Kongsberg Ferrotech’s family of robots performs in-situ inspection, maintenance and repair of subsea assets. “Our robots conduct these operations in a completely new way, with less risk, in less time and with fewer resources,” says Christopher Carlsen, CEO of Kongsberg Ferrotech.
Subsea conditions wreak havoc on underwater assets. Offshore wind turbines are exposed to marine growth, coating damage, material fatigue and corrosion in the splash zone. The same is true for subsea power cables and pipelines.
“Inspection, maintenance and repair of such assets is costly, time-consuming and dangerous,” says Carlsen.
“This is a major problem. In order for offshore wind to become competitive, we must find more intelligent ways to inspect and repair these assets,” he adds.
Kongsberg Ferrotech provides robotic services for subsea assets in demanding ocean spaces. The robots perform in-situ inspection, maintenance and repair (IMR) of underwater installations.
“We bring the workshop to the damage, not the damage to the workshop,” says Carlsen.
Designed for underwater habitats, the robots – named Oktapous, Nautilus and Exoskeleton – are equipped with various inspection and repair tools, depending on the customer’s needs.
For inspections, a wide range of methods are available, from visual inspection to non-destructive testing (NDT) technologies. All inspection data is stored in a digital twin tool for future use.
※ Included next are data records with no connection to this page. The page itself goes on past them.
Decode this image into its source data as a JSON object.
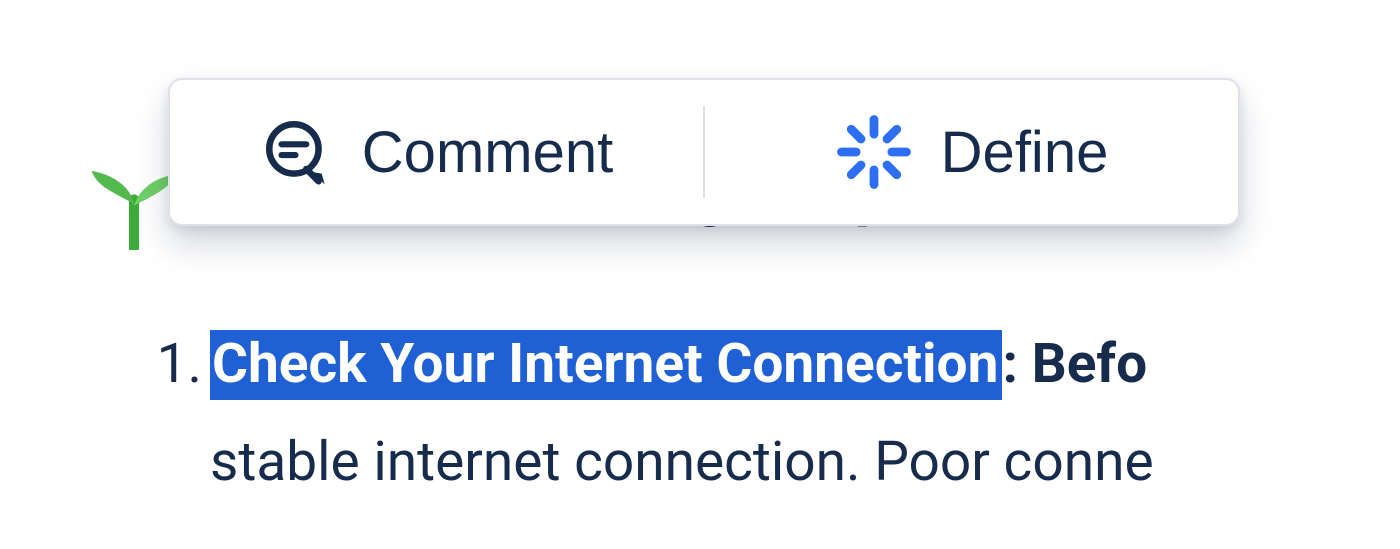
{
  "popover": {
    "comment_label": "Comment",
    "define_label": "Define"
  },
  "heading": {
    "text": "Troubleshooting Steps"
  },
  "list": {
    "item1": {
      "number": "1.",
      "selected_bold": "Check Your Internet Connection",
      "after_selection": ": Befo",
      "line2": "stable internet connection. Poor conne"
    }
  }
}
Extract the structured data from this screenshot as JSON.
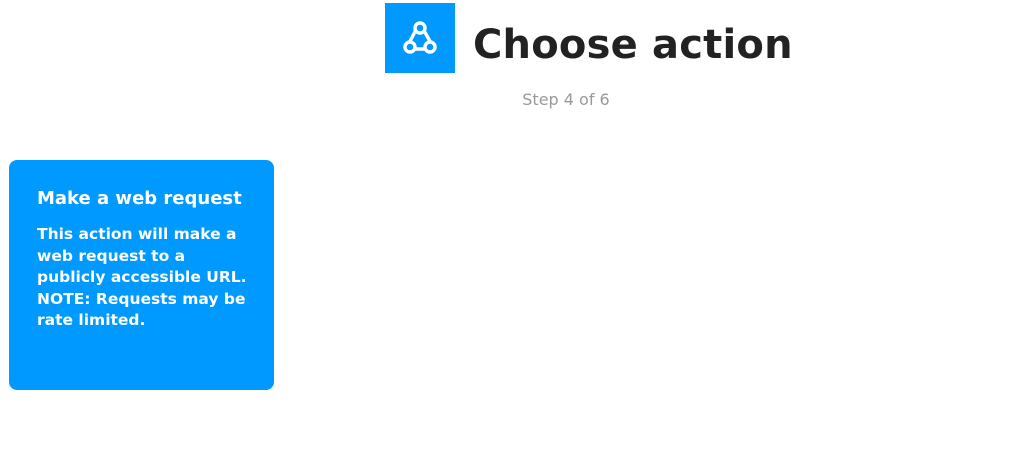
{
  "header": {
    "service_icon": "webhooks-icon",
    "title": "Choose action",
    "step": "Step 4 of 6"
  },
  "actions": [
    {
      "title": "Make a web request",
      "description": "This action will make a web request to a publicly accessible URL. NOTE: Requests may be rate limited."
    }
  ],
  "colors": {
    "brand": "#0099ff",
    "title": "#222222",
    "muted": "#999999",
    "card_text": "#ffffff"
  }
}
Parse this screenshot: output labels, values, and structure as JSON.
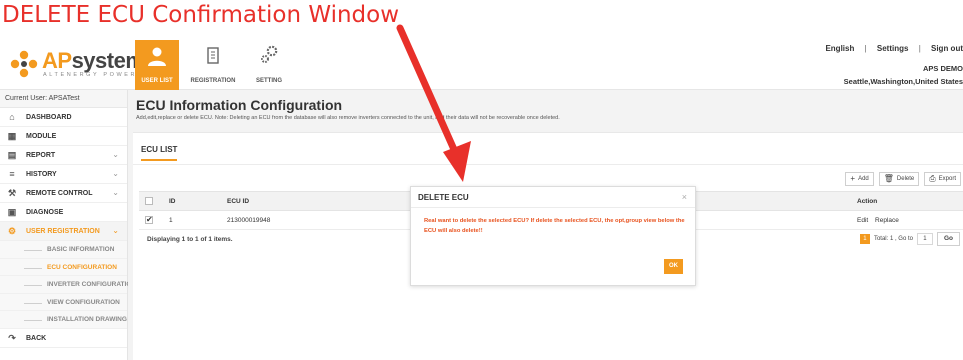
{
  "annotation": {
    "title": "DELETE ECU Confirmation Window",
    "arrow_color": "#e8302a"
  },
  "brand": {
    "name_orange": "AP",
    "name_rest": "systems",
    "tagline": "ALTENERGY POWER",
    "accent": "#f39a1f"
  },
  "topnav": [
    {
      "label": "USER LIST",
      "icon": "users-icon",
      "active": true
    },
    {
      "label": "REGISTRATION",
      "icon": "building-icon",
      "active": false
    },
    {
      "label": "SETTING",
      "icon": "gears-icon",
      "active": false
    }
  ],
  "header": {
    "language": "English",
    "separator": "|",
    "settings": "Settings",
    "signout": "Sign out",
    "account": "APS DEMO",
    "location": "Seattle,Washington,United States"
  },
  "sidebar": {
    "current_user": "Current User: APSATest",
    "items": [
      {
        "label": "DASHBOARD",
        "icon": "home-icon"
      },
      {
        "label": "MODULE",
        "icon": "grid-icon"
      },
      {
        "label": "REPORT",
        "icon": "report-icon",
        "chevron": "⌄"
      },
      {
        "label": "HISTORY",
        "icon": "history-icon",
        "chevron": "⌄"
      },
      {
        "label": "REMOTE CONTROL",
        "icon": "wrench-icon",
        "chevron": "⌄"
      },
      {
        "label": "DIAGNOSE",
        "icon": "diagnose-icon"
      },
      {
        "label": "USER REGISTRATION",
        "icon": "cogs-icon",
        "chevron": "⌄"
      }
    ],
    "subitems": [
      {
        "label": "BASIC INFORMATION"
      },
      {
        "label": "ECU CONFIGURATION"
      },
      {
        "label": "INVERTER CONFIGURATION"
      },
      {
        "label": "VIEW CONFIGURATION"
      },
      {
        "label": "INSTALLATION DRAWING"
      }
    ],
    "back": {
      "label": "BACK",
      "icon": "back-icon"
    }
  },
  "page": {
    "title": "ECU Information Configuration",
    "description": "Add,edit,replace or delete ECU. Note: Deleting an ECU from the database will also remove inverters connected to the unit, and their data will not be recoverable once deleted."
  },
  "card": {
    "tab": "ECU LIST",
    "toolbar": {
      "add": "Add",
      "delete": "Delete",
      "export": "Export"
    },
    "table": {
      "headers": {
        "id": "ID",
        "ecu_id": "ECU ID",
        "action": "Action"
      },
      "rows": [
        {
          "id": "1",
          "ecu_id": "213000019948",
          "checked": "✔",
          "edit": "Edit",
          "replace": "Replace"
        }
      ]
    },
    "pager": {
      "summary": "Displaying 1 to 1 of 1 items.",
      "page": "1",
      "total": "Total: 1 , Go to",
      "goto_value": "1",
      "go": "Go"
    }
  },
  "dialog": {
    "title": "DELETE ECU",
    "close": "×",
    "message": "Real want to delete the selected ECU? If delete the selected ECU, the opt,group view below the ECU will also delete!!",
    "ok": "OK"
  }
}
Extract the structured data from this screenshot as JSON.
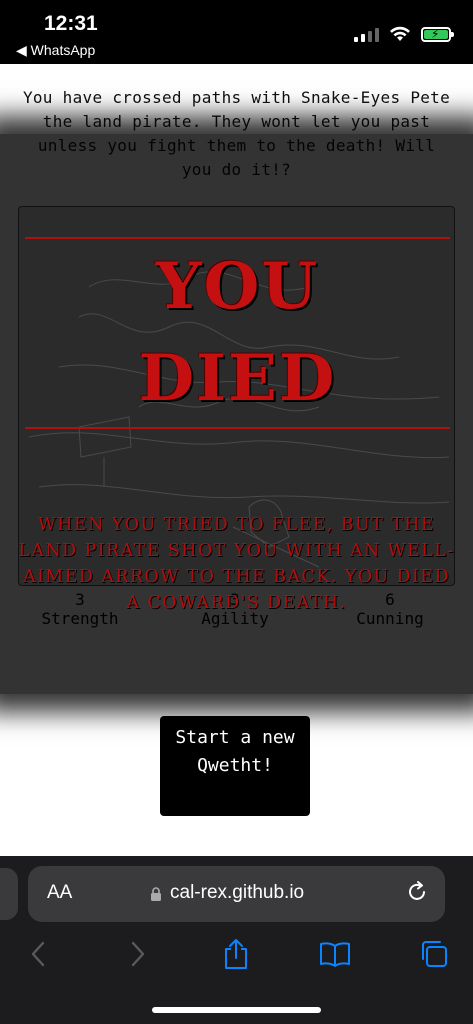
{
  "status_bar": {
    "time": "12:31",
    "back_app": "◀ WhatsApp",
    "battery_color": "#34c759"
  },
  "story": {
    "intro": "You have crossed paths with Snake-Eyes Pete the land pirate. They wont let you past unless you fight them to the death! Will you do it!?",
    "death_title_line1": "YOU",
    "death_title_line2": "DIED",
    "death_message": "WHEN YOU TRIED TO FLEE, BUT THE LAND PIRATE SHOT YOU WITH AN WELL-AIMED ARROW TO THE BACK. YOU DIED A COWARD'S DEATH.",
    "accent_color": "#c41010"
  },
  "stats": [
    {
      "value": "3",
      "label": "Strength"
    },
    {
      "value": "3",
      "label": "Agility"
    },
    {
      "value": "6",
      "label": "Cunning"
    }
  ],
  "start_button": {
    "label": "Start a new Qwetht!"
  },
  "safari": {
    "text_size_label": "AA",
    "url": "cal-rex.github.io"
  },
  "icons": [
    "wifi-icon",
    "signal-icon",
    "battery-icon",
    "lock-icon",
    "reload-icon",
    "back-icon",
    "forward-icon",
    "share-icon",
    "bookmarks-icon",
    "tabs-icon"
  ]
}
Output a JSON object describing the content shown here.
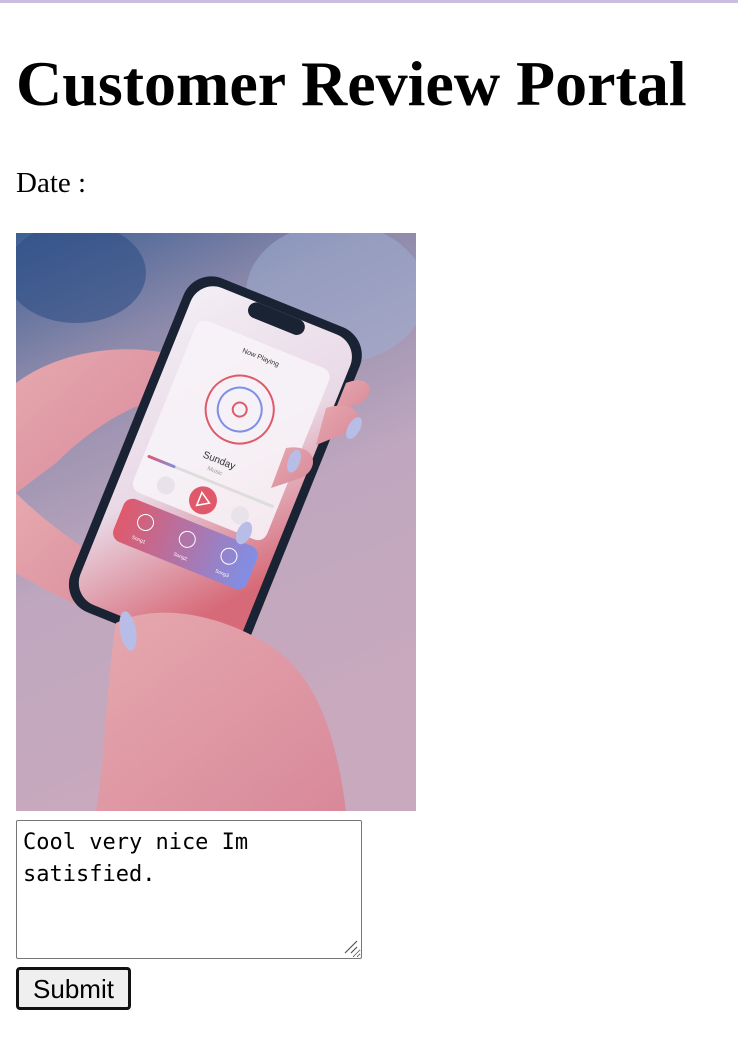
{
  "page": {
    "title": "Customer Review Portal",
    "date_label": "Date :",
    "date_value": ""
  },
  "product_image": {
    "alt": "Hands holding a smartphone showing a music player",
    "screen": {
      "header": "Now Playing",
      "song_title": "Sunday",
      "song_subtitle": "Music",
      "tabs": [
        "Song1",
        "Song2",
        "Song3"
      ]
    },
    "colors": {
      "accent": "#e0596b",
      "accent2": "#7f8fe6",
      "bg_top": "#3e5f93",
      "bg_mid": "#bfa7bf"
    }
  },
  "review": {
    "text": "Cool very nice Im satisfied.",
    "misspelled_word": "Im"
  },
  "form": {
    "submit_label": "Submit"
  }
}
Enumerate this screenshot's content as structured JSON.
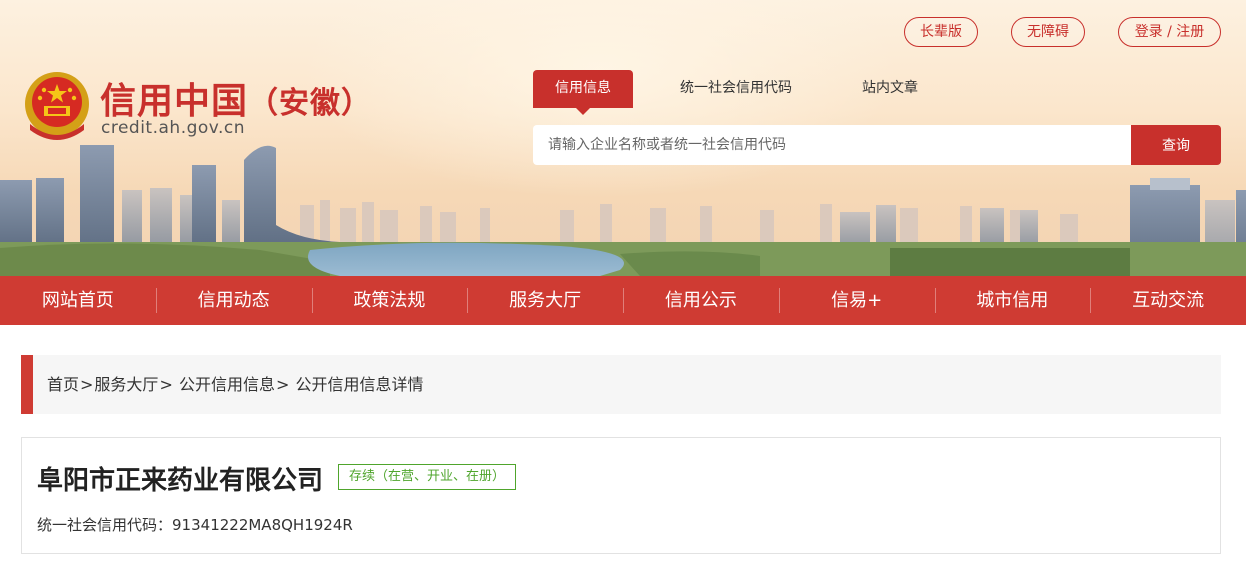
{
  "top_links": {
    "elder": "长辈版",
    "accessible": "无障碍",
    "login": "登录 / 注册"
  },
  "logo": {
    "title_main": "信用中国",
    "title_province": "（安徽）",
    "domain": "credit.ah.gov.cn"
  },
  "search": {
    "tabs": [
      {
        "label": "信用信息",
        "active": true
      },
      {
        "label": "统一社会信用代码",
        "active": false
      },
      {
        "label": "站内文章",
        "active": false
      }
    ],
    "placeholder": "请输入企业名称或者统一社会信用代码",
    "button_label": "查询"
  },
  "nav": {
    "items": [
      "网站首页",
      "信用动态",
      "政策法规",
      "服务大厅",
      "信用公示",
      "信易+",
      "城市信用",
      "互动交流"
    ]
  },
  "breadcrumb": {
    "items": [
      "首页",
      "服务大厅",
      "公开信用信息",
      "公开信用信息详情"
    ],
    "separator": ">"
  },
  "company": {
    "name": "阜阳市正来药业有限公司",
    "status": "存续（在营、开业、在册）",
    "credit_code_label": "统一社会信用代码：",
    "credit_code": "91341222MA8QH1924R"
  },
  "colors": {
    "brand_red": "#c8302c",
    "nav_red": "#cf3b33",
    "status_green": "#4fa52c"
  }
}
The maintenance function performs regular tasks to avoid shutdowns and detect defects. “We conduct our robotic services in a single operation, which reduces the complexity of the maintenance process compared to today’s underwater interventions,” Carlsen explains.
As for repairs, they are performed in a digitally controlled environment and reinstate structural integrity using technology such as corrosion protection and additive manufacturing.
The robots can perform all tasks at depths down to 1 500 metres.
The robots vastly increase efficiency in IMR operations, leading to major cost and time savings. “For the first time, subsea IMR can be performed without remotely operated vehicles, divers and other vessel-supported equipment,” says Carlsen.
“This reduces costs by 30 to 70 per cent and cuts the intervention time in half,” says Carlsen. It also avoids asset downtime, preventing lost revenue.
With better efficiency comes a substantial reduction in CO₂ emissions from less manufacturing and transport activity. Worker safety gets a boost as well.
“We have removed human labour from the risky underwater environment. Instead, relevant employees participate from their own workspace or use a smartphone and watch in real time while the robot performs the operations.”
Worldwide offshore wind capacity is expected to grow tenfold between 2021 and 2035, driving the demand for subsea IMR in coming years. “There are over 6 000 offshore wind turbines in the world, and with the current predictions for industry growth, we anticipate a massive market for our robots,” says Carlsen.
“We will continue to innovate to make our robots, and thus the offshore wind industry, more competitive,” Carlsen concludes.